UCI News

Today, Feb. 28, 2018
Alcohol and coffee (in modest amounts) linked to long life, some experts say
Dr. Claudia Kawas, [neurology professor at UC Irvine], is the co-principal investigator of The 90+ Study, one of the largest studies in the world of the “oldest-old” Americans. Some 1,800 nonagenarians are now enrolled in the research, contributing their blood and DNA, undergoing exams every six months, having their bodies imaged and sharing details of their lifestyle.

ABC News, Feb. 28, 2018
Bitcoin billionaire? Don’t forget the IRS
Omri Marian, a law professor at University of California, Irvine, called cryptocurrencies potential “super tax havens” back in 2013. He says people may still be using them to evade taxes but he is more optimistic these days, in part, because the IRS is going after this matter.

Daily Pilot, Feb. 28, 2018
United Way launches new homelessness initiative in O.C.
Hundreds of area politicians, business leaders and nonprofit representatives attended a kickoff event at UC Irvine for the initiative, called United to End Homelessness. … UCI Chancellor Howard Gillman said, “We are going to help because we are a smart, decent and caring community.” [Subscription required, you can request an electronic copy of the article by sending an email to communications@uci.edu.]

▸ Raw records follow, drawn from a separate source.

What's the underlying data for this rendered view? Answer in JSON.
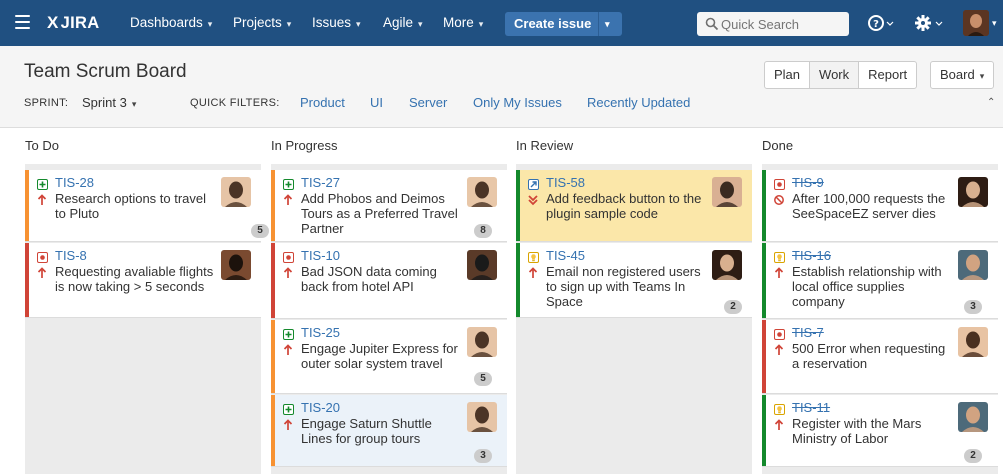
{
  "nav": {
    "logo": "JIRA",
    "logo_mark": "X",
    "items": [
      "Dashboards",
      "Projects",
      "Issues",
      "Agile",
      "More"
    ],
    "create_label": "Create issue",
    "search_placeholder": "Quick Search",
    "help_icon": "help-icon",
    "settings_icon": "gear-icon",
    "brand_color": "#205081",
    "create_color": "#3b73af"
  },
  "board": {
    "title": "Team Scrum Board",
    "sprint_label": "SPRINT:",
    "sprint_value": "Sprint 3",
    "quick_filters_label": "QUICK FILTERS:",
    "quick_filters": [
      "Product",
      "UI",
      "Server",
      "Only My Issues",
      "Recently Updated"
    ],
    "modes": [
      "Plan",
      "Work",
      "Report"
    ],
    "active_mode": "Work",
    "board_menu": "Board"
  },
  "columns": [
    {
      "name": "To Do",
      "cards": [
        {
          "key": "TIS-28",
          "type": "story",
          "priority": "major",
          "summary": "Research options to travel to Pluto",
          "estimate": "5",
          "bar": "#f79232"
        },
        {
          "key": "TIS-8",
          "type": "bug",
          "priority": "major",
          "summary": "Requesting avaliable flights is now taking > 5 seconds",
          "estimate": "",
          "bar": "#d04437"
        }
      ]
    },
    {
      "name": "In Progress",
      "cards": [
        {
          "key": "TIS-27",
          "type": "story",
          "priority": "major",
          "summary": "Add Phobos and Deimos Tours as a Preferred Travel Partner",
          "estimate": "8",
          "bar": "#f79232"
        },
        {
          "key": "TIS-10",
          "type": "bug",
          "priority": "major",
          "summary": "Bad JSON data coming back from hotel API",
          "estimate": "",
          "bar": "#d04437"
        },
        {
          "key": "TIS-25",
          "type": "story",
          "priority": "major",
          "summary": "Engage Jupiter Express for outer solar system travel",
          "estimate": "5",
          "bar": "#f79232"
        },
        {
          "key": "TIS-20",
          "type": "story",
          "priority": "major",
          "summary": "Engage Saturn Shuttle Lines for group tours",
          "estimate": "3",
          "bar": "#f79232"
        }
      ]
    },
    {
      "name": "In Review",
      "cards": [
        {
          "key": "TIS-58",
          "type": "improvement",
          "priority": "blocker",
          "summary": "Add feedback button to the plugin sample code",
          "estimate": "",
          "bar": "#14892c",
          "flagged": true
        },
        {
          "key": "TIS-45",
          "type": "idea",
          "priority": "major",
          "summary": "Email non registered users to sign up with Teams In Space",
          "estimate": "2",
          "bar": "#14892c"
        }
      ]
    },
    {
      "name": "Done",
      "cards": [
        {
          "key": "TIS-9",
          "type": "bug",
          "priority": "blocker",
          "summary": "After 100,000 requests the SeeSpaceEZ server dies",
          "estimate": "",
          "bar": "#14892c",
          "done": true
        },
        {
          "key": "TIS-16",
          "type": "idea",
          "priority": "major",
          "summary": "Establish relationship with local office supplies company",
          "estimate": "3",
          "bar": "#14892c",
          "done": true
        },
        {
          "key": "TIS-7",
          "type": "bug",
          "priority": "major",
          "summary": "500 Error when requesting a reservation",
          "estimate": "",
          "bar": "#d04437",
          "done": true
        },
        {
          "key": "TIS-11",
          "type": "idea",
          "priority": "major",
          "summary": "Register with the Mars Ministry of Labor",
          "estimate": "2",
          "bar": "#14892c",
          "done": true
        }
      ]
    }
  ]
}
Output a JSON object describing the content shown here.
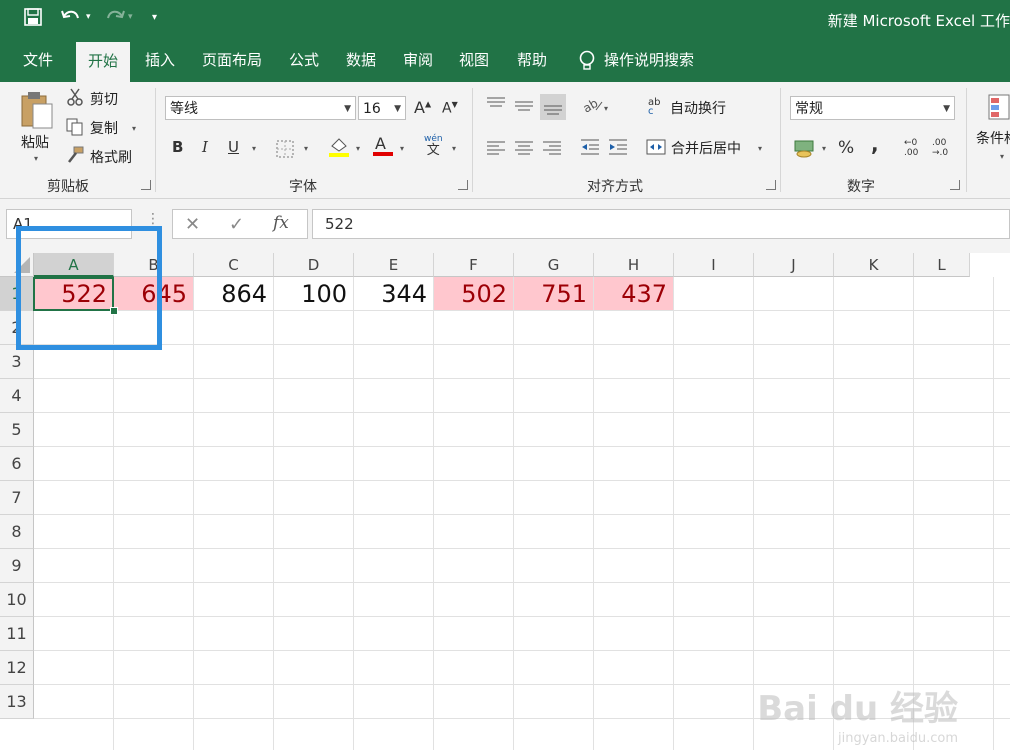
{
  "window": {
    "title": "新建 Microsoft Excel 工作"
  },
  "colors": {
    "brand": "#217346",
    "highlight": "#2f8fe0",
    "red_fill": "#ffc7ce",
    "red_text": "#9c0006"
  },
  "tabs": [
    "文件",
    "开始",
    "插入",
    "页面布局",
    "公式",
    "数据",
    "审阅",
    "视图",
    "帮助"
  ],
  "tell_me": "操作说明搜索",
  "ribbon": {
    "clipboard": {
      "paste": "粘贴",
      "cut": "剪切",
      "copy": "复制",
      "format_painter": "格式刷",
      "label": "剪贴板"
    },
    "font": {
      "name": "等线",
      "size": "16",
      "label": "字体",
      "bold": "B",
      "italic": "I",
      "underline": "U",
      "phonetic_top": "wén",
      "phonetic_bottom": "文"
    },
    "alignment": {
      "wrap": "自动换行",
      "merge": "合并后居中",
      "label": "对齐方式",
      "wrap_icon_top": "ab",
      "wrap_icon_bottom": "c"
    },
    "number": {
      "format": "常规",
      "label": "数字",
      "percent": "%",
      "comma": ",",
      "inc_top": "←0",
      "inc_bottom": ".00",
      "dec_top": ".00",
      "dec_bottom": "→.0"
    },
    "styles": {
      "conditional": "条件格"
    }
  },
  "formula_bar": {
    "namebox": "A1",
    "fx": "fx",
    "value": "522"
  },
  "sheet": {
    "columns": [
      "A",
      "B",
      "C",
      "D",
      "E",
      "F",
      "G",
      "H",
      "I",
      "J",
      "K",
      "L"
    ],
    "rows": [
      "1",
      "2",
      "3",
      "4",
      "5",
      "6",
      "7",
      "8",
      "9",
      "10",
      "11",
      "12",
      "13"
    ],
    "row1": [
      {
        "value": "522",
        "highlight": true
      },
      {
        "value": "645",
        "highlight": true
      },
      {
        "value": "864",
        "highlight": false
      },
      {
        "value": "100",
        "highlight": false
      },
      {
        "value": "344",
        "highlight": false
      },
      {
        "value": "502",
        "highlight": true
      },
      {
        "value": "751",
        "highlight": true
      },
      {
        "value": "437",
        "highlight": true
      }
    ]
  },
  "watermark": {
    "main": "Bai du 经验",
    "sub": "jingyan.baidu.com"
  }
}
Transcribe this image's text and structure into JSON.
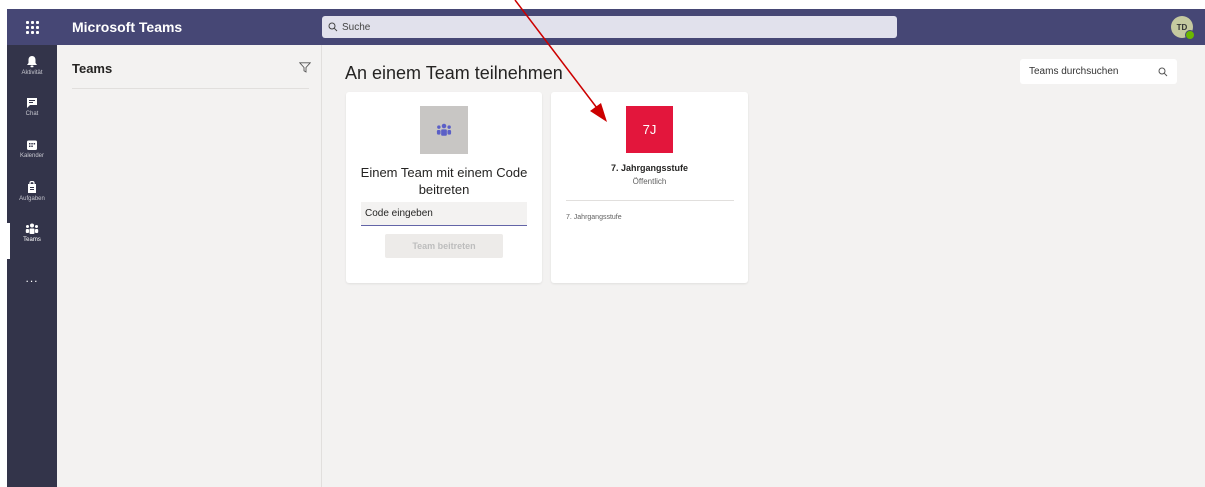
{
  "app": {
    "title": "Microsoft Teams"
  },
  "topbar": {
    "search_placeholder": "Suche",
    "avatar_initials": "TD"
  },
  "rail": {
    "items": [
      {
        "label": "Aktivität",
        "icon": "bell-icon"
      },
      {
        "label": "Chat",
        "icon": "chat-icon"
      },
      {
        "label": "Kalender",
        "icon": "calendar-icon"
      },
      {
        "label": "Aufgaben",
        "icon": "assignments-icon"
      },
      {
        "label": "Teams",
        "icon": "teams-icon",
        "active": true
      }
    ],
    "more": "..."
  },
  "panel": {
    "title": "Teams"
  },
  "main": {
    "title": "An einem Team teilnehmen",
    "search_placeholder": "Teams durchsuchen"
  },
  "code_card": {
    "title": "Einem Team mit einem Code\nbeitreten",
    "input_placeholder": "Code eingeben",
    "button_label": "Team beitreten"
  },
  "team_card": {
    "initials": "7J",
    "name": "7. Jahrgangsstufe",
    "visibility": "Öffentlich",
    "description": "7. Jahrgangsstufe",
    "color": "#e3163c"
  },
  "colors": {
    "topbar": "#464775",
    "rail": "#33344a",
    "accent": "#6264a7",
    "arrow": "#cc0000"
  }
}
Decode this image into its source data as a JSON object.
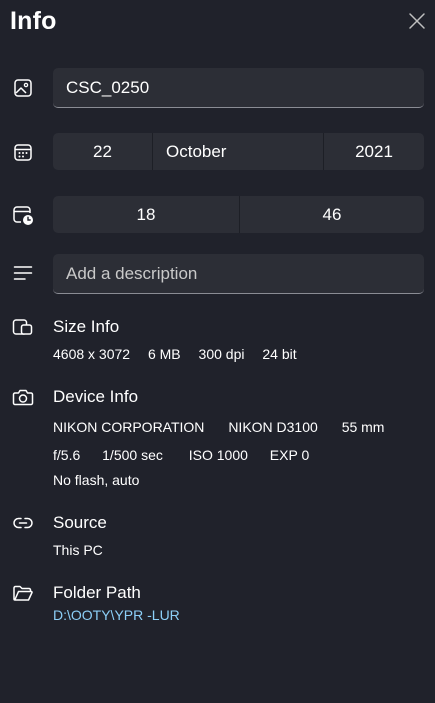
{
  "header": {
    "title": "Info"
  },
  "name_field": {
    "value": "CSC_0250"
  },
  "date": {
    "day": "22",
    "month": "October",
    "year": "2021"
  },
  "time": {
    "hour": "18",
    "minute": "46"
  },
  "description": {
    "placeholder": "Add a description"
  },
  "size_info": {
    "heading": "Size Info",
    "dimensions": "4608 x 3072",
    "file_size": "6 MB",
    "resolution": "300 dpi",
    "bit_depth": "24 bit"
  },
  "device_info": {
    "heading": "Device Info",
    "manufacturer": "NIKON CORPORATION",
    "model": "NIKON D3100",
    "focal_length": "55 mm",
    "aperture": "f/5.6",
    "shutter": "1/500 sec",
    "iso": "ISO 1000",
    "exposure": "EXP 0",
    "flash": "No flash, auto"
  },
  "source": {
    "heading": "Source",
    "value": "This PC"
  },
  "folder": {
    "heading": "Folder Path",
    "path": "D:\\OOTY\\YPR -LUR"
  },
  "icons": {
    "close": "close-icon",
    "image": "image-icon",
    "calendar": "calendar-icon",
    "clock": "calendar-clock-icon",
    "description": "text-lines-icon",
    "size": "size-info-icon",
    "camera": "camera-icon",
    "link": "link-icon",
    "folder": "folder-icon"
  },
  "colors": {
    "background": "#20222b",
    "field": "#2c2e36",
    "link": "#8ccff7"
  }
}
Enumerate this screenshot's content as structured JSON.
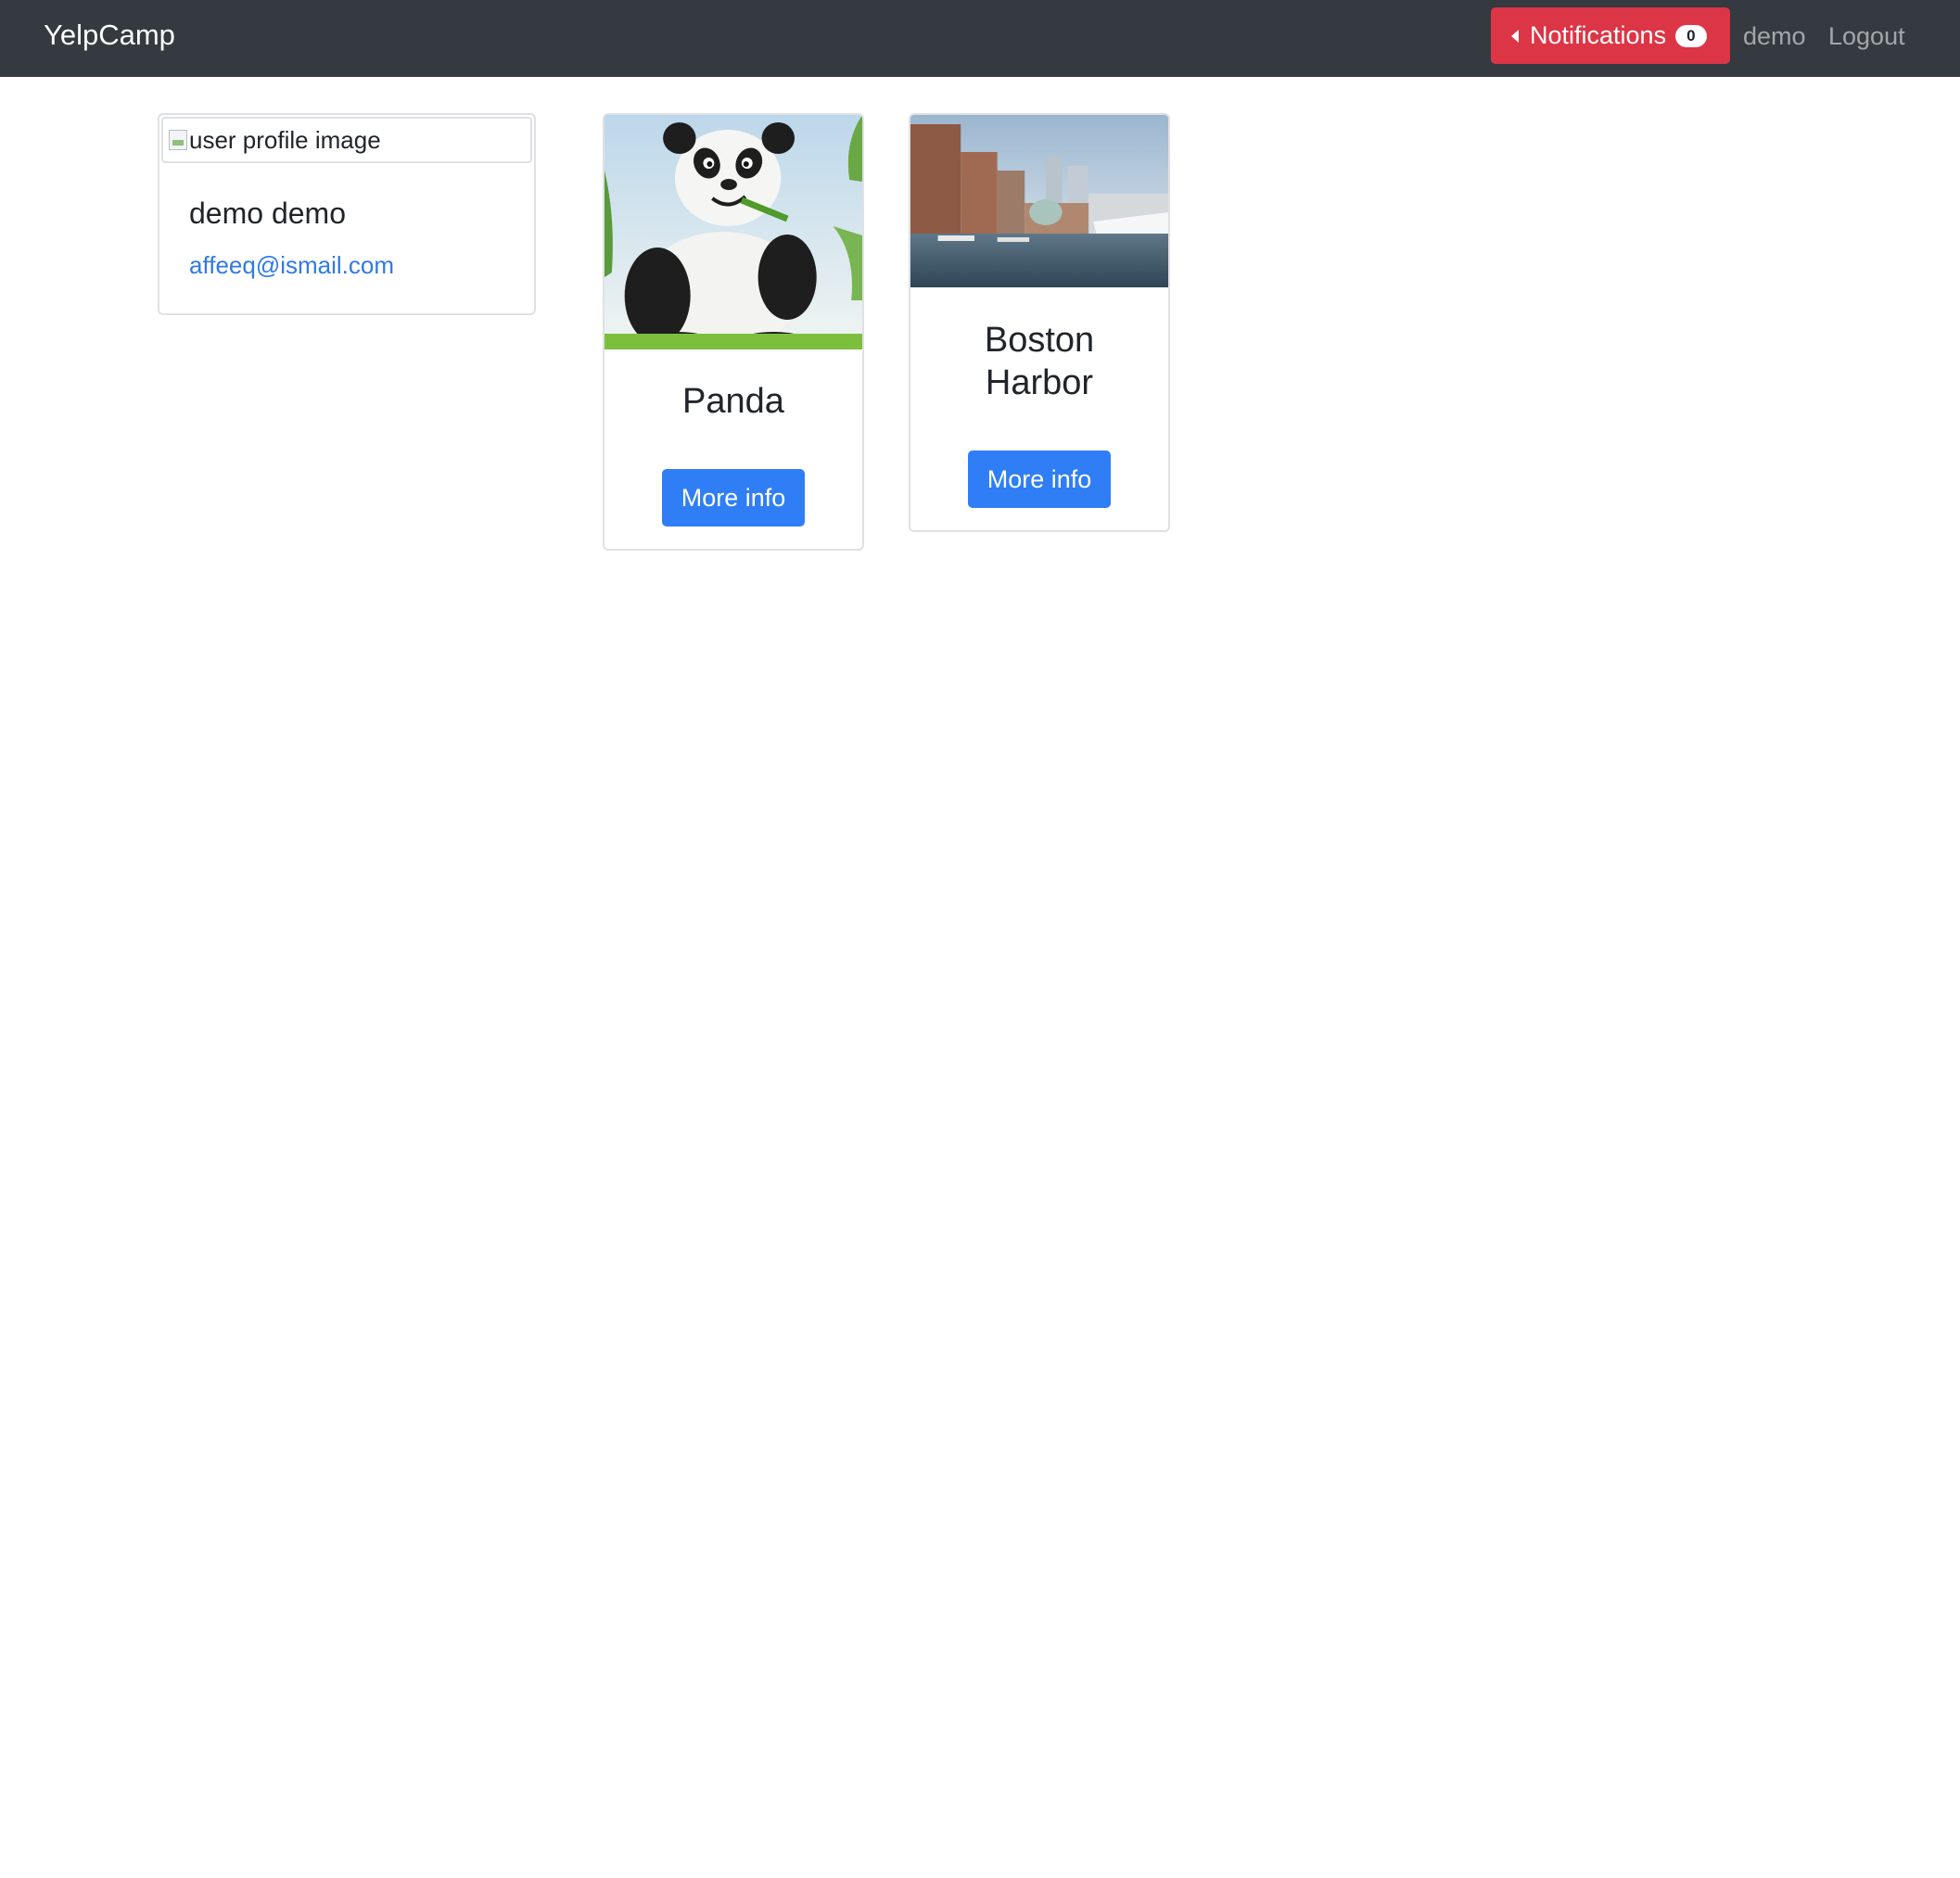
{
  "navbar": {
    "brand": "YelpCamp",
    "notifications_label": "Notifications",
    "notifications_count": "0",
    "user_link": "demo",
    "logout_link": "Logout"
  },
  "profile": {
    "image_alt": "user profile image",
    "name": "demo demo",
    "email": "affeeq@ismail.com"
  },
  "campgrounds": [
    {
      "name": "Panda",
      "button_label": "More info",
      "image": "panda-photo"
    },
    {
      "name": "Boston Harbor",
      "button_label": "More info",
      "image": "boston-harbor-photo"
    }
  ],
  "colors": {
    "navbar_bg": "#343a40",
    "notifications_bg": "#dc3545",
    "primary_button": "#2f7ef6",
    "link": "#2f7ae5"
  }
}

The New York Times Magazine, March 1, 2018
How to Choose an Online Handle
“If you’re going into a new environment — whether that’s a video game, or a social-media platform, or a subreddit — look into the social norms of that community first,” says Nikki Crenshaw, a researcher at Blizzard Entertainment, the maker of World of Warcraft and other online games. Crenshaw got her doctorate in informatics last year from the University of California, Irvine, where she studied naming practices in online video games. [Subscription required, you can request an electronic copy of the article by sending an email to communications@uci.edu.]

Science Magazine, Feb. 28, 2018
Signal from age of the first stars could shake up search for dark matter
Using radio antennas the size of coffee tables, a small team of astronomers has glimpsed the cosmic dawn, the moment billions of years ago when the universe’s first stars began to shine. If it holds up, the result could sharpen cosmologists’ picture of the early universe and shake up the search for dark matter. “It’s going to generate a huge amount of interest,” says Kevork Abazajian, a theoretical cosmologist at the University of California (UC), Irvine.

Previously “In the News”